Collected data:
Segment Open

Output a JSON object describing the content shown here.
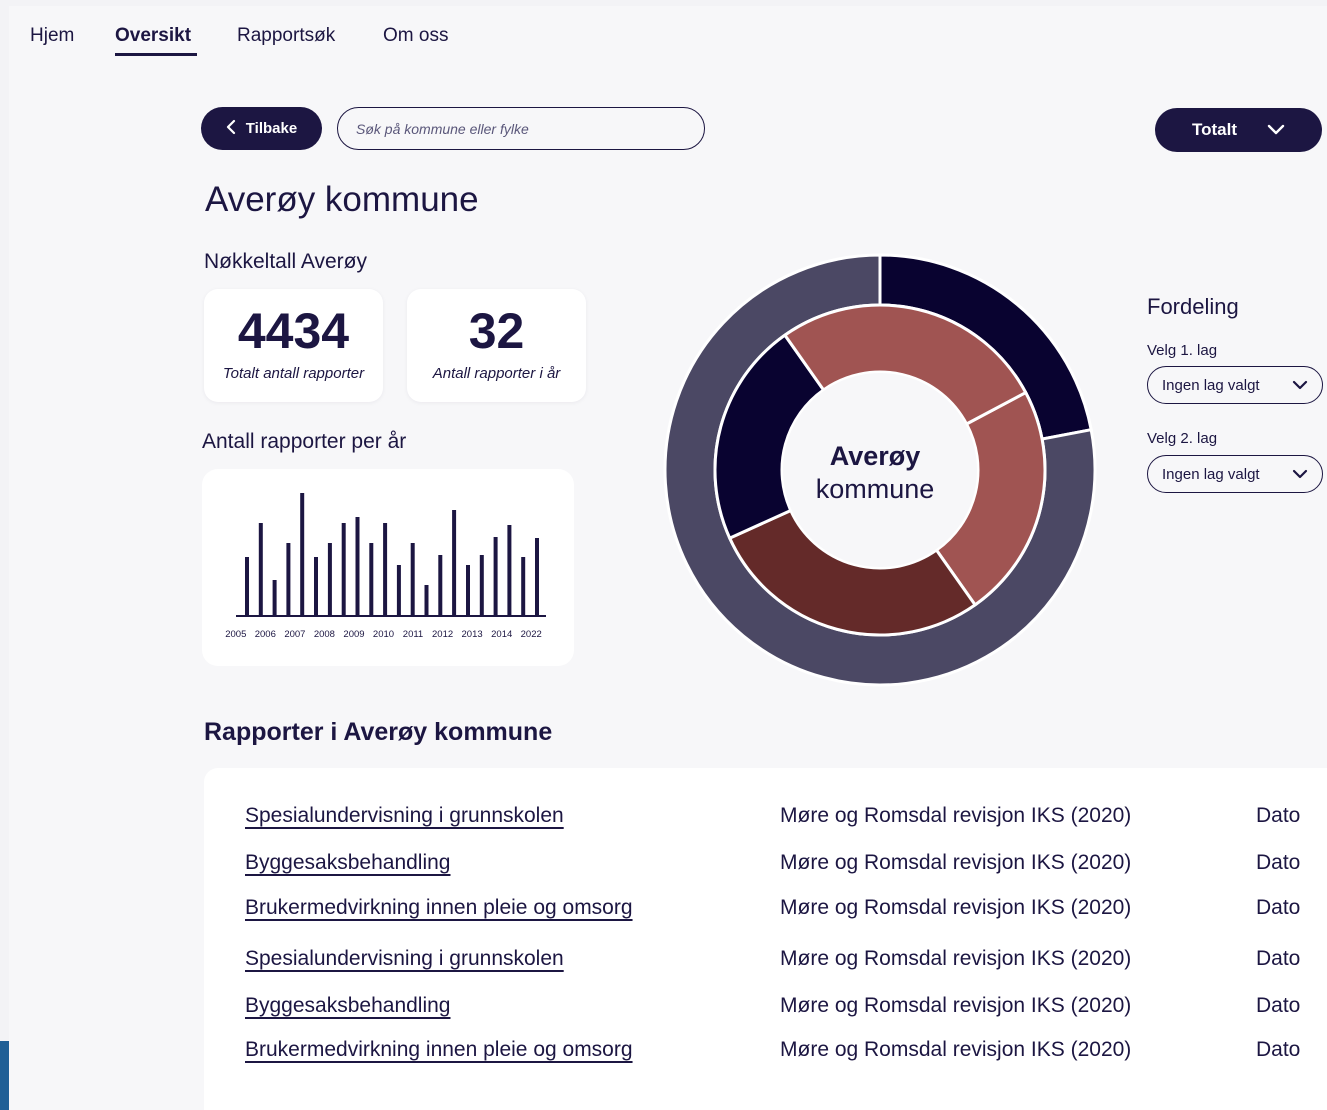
{
  "nav": {
    "items": [
      {
        "label": "Hjem",
        "active": false
      },
      {
        "label": "Oversikt",
        "active": true
      },
      {
        "label": "Rapportsøk",
        "active": false
      },
      {
        "label": "Om oss",
        "active": false
      }
    ]
  },
  "toolbar": {
    "back_label": "Tilbake",
    "search_placeholder": "Søk på kommune eller fylke",
    "total_label": "Totalt"
  },
  "page_title": "Averøy kommune",
  "key_figures": {
    "heading": "Nøkkeltall Averøy",
    "cards": [
      {
        "value": "4434",
        "label": "Totalt antall rapporter"
      },
      {
        "value": "32",
        "label": "Antall rapporter i år"
      }
    ]
  },
  "reports_per_year": {
    "heading": "Antall rapporter per år"
  },
  "chart_data": [
    {
      "type": "bar",
      "categories": [
        "2005",
        "2006",
        "2007",
        "2008",
        "2009",
        "2010",
        "2011",
        "2012",
        "2013",
        "2014",
        "2022"
      ],
      "values": [
        58,
        92,
        35,
        72,
        122,
        58,
        72,
        92,
        98,
        72,
        92,
        50,
        72,
        30,
        60,
        105,
        50,
        60,
        78,
        90,
        58,
        77
      ],
      "colors": {
        "bar": "#1c1642",
        "axis": "#1c1642"
      }
    },
    {
      "type": "pie",
      "center_label_line1": "Averøy",
      "center_label_line2": "kommune",
      "outer_ring": [
        {
          "value": 22,
          "color": "#090330"
        },
        {
          "value": 78,
          "color": "#4b4864"
        }
      ],
      "inner_ring": [
        {
          "value": 23,
          "color": "#a05452"
        },
        {
          "value": 28,
          "color": "#642a29"
        },
        {
          "value": 22,
          "color": "#090330"
        },
        {
          "value": 27,
          "color": "#a05452"
        }
      ]
    }
  ],
  "fordeling": {
    "title": "Fordeling",
    "layer1_label": "Velg 1. lag",
    "layer1_value": "Ingen lag valgt",
    "layer2_label": "Velg 2. lag",
    "layer2_value": "Ingen lag valgt"
  },
  "reports": {
    "heading": "Rapporter i Averøy kommune",
    "rows": [
      {
        "title": "Spesialundervisning i grunnskolen",
        "org": "Møre og Romsdal revisjon IKS (2020)",
        "date": "Dato"
      },
      {
        "title": "Byggesaksbehandling",
        "org": "Møre og Romsdal revisjon IKS (2020)",
        "date": "Dato"
      },
      {
        "title": "Brukermedvirkning innen pleie og omsorg",
        "org": "Møre og Romsdal revisjon IKS (2020)",
        "date": "Dato"
      },
      {
        "title": "Spesialundervisning i grunnskolen",
        "org": "Møre og Romsdal revisjon IKS (2020)",
        "date": "Dato"
      },
      {
        "title": "Byggesaksbehandling",
        "org": "Møre og Romsdal revisjon IKS (2020)",
        "date": "Dato"
      },
      {
        "title": "Brukermedvirkning innen pleie og omsorg",
        "org": "Møre og Romsdal revisjon IKS (2020)",
        "date": "Dato"
      }
    ]
  },
  "colors": {
    "primary": "#1c1642",
    "background": "#f7f7f9",
    "card": "#ffffff",
    "accent_left": "#1f5f96"
  }
}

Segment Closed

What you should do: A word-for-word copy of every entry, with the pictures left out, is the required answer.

The completed task:
Output a JSON object describing the content shown here.
{
  "nav": {
    "items": [
      {
        "label": "Hjem",
        "active": false
      },
      {
        "label": "Oversikt",
        "active": true
      },
      {
        "label": "Rapportsøk",
        "active": false
      },
      {
        "label": "Om oss",
        "active": false
      }
    ]
  },
  "toolbar": {
    "back_label": "Tilbake",
    "search_placeholder": "Søk på kommune eller fylke",
    "total_label": "Totalt"
  },
  "page_title": "Averøy kommune",
  "key_figures": {
    "heading": "Nøkkeltall Averøy",
    "cards": [
      {
        "value": "4434",
        "label": "Totalt antall rapporter"
      },
      {
        "value": "32",
        "label": "Antall rapporter i år"
      }
    ]
  },
  "reports_per_year": {
    "heading": "Antall rapporter per år"
  },
  "chart_data": [
    {
      "type": "bar",
      "categories": [
        "2005",
        "2006",
        "2007",
        "2008",
        "2009",
        "2010",
        "2011",
        "2012",
        "2013",
        "2014",
        "2022"
      ],
      "values": [
        58,
        92,
        35,
        72,
        122,
        58,
        72,
        92,
        98,
        72,
        92,
        50,
        72,
        30,
        60,
        105,
        50,
        60,
        78,
        90,
        58,
        77
      ],
      "colors": {
        "bar": "#1c1642",
        "axis": "#1c1642"
      }
    },
    {
      "type": "pie",
      "center_label_line1": "Averøy",
      "center_label_line2": "kommune",
      "outer_ring": [
        {
          "value": 22,
          "color": "#090330"
        },
        {
          "value": 78,
          "color": "#4b4864"
        }
      ],
      "inner_ring": [
        {
          "value": 23,
          "color": "#a05452"
        },
        {
          "value": 28,
          "color": "#642a29"
        },
        {
          "value": 22,
          "color": "#090330"
        },
        {
          "value": 27,
          "color": "#a05452"
        }
      ]
    }
  ],
  "fordeling": {
    "title": "Fordeling",
    "layer1_label": "Velg 1. lag",
    "layer1_value": "Ingen lag valgt",
    "layer2_label": "Velg 2. lag",
    "layer2_value": "Ingen lag valgt"
  },
  "reports": {
    "heading": "Rapporter i Averøy kommune",
    "rows": [
      {
        "title": "Spesialundervisning i grunnskolen",
        "org": "Møre og Romsdal revisjon IKS (2020)",
        "date": "Dato"
      },
      {
        "title": "Byggesaksbehandling",
        "org": "Møre og Romsdal revisjon IKS (2020)",
        "date": "Dato"
      },
      {
        "title": "Brukermedvirkning innen pleie og omsorg",
        "org": "Møre og Romsdal revisjon IKS (2020)",
        "date": "Dato"
      },
      {
        "title": "Spesialundervisning i grunnskolen",
        "org": "Møre og Romsdal revisjon IKS (2020)",
        "date": "Dato"
      },
      {
        "title": "Byggesaksbehandling",
        "org": "Møre og Romsdal revisjon IKS (2020)",
        "date": "Dato"
      },
      {
        "title": "Brukermedvirkning innen pleie og omsorg",
        "org": "Møre og Romsdal revisjon IKS (2020)",
        "date": "Dato"
      }
    ]
  },
  "colors": {
    "primary": "#1c1642",
    "background": "#f7f7f9",
    "card": "#ffffff",
    "accent_left": "#1f5f96"
  }
}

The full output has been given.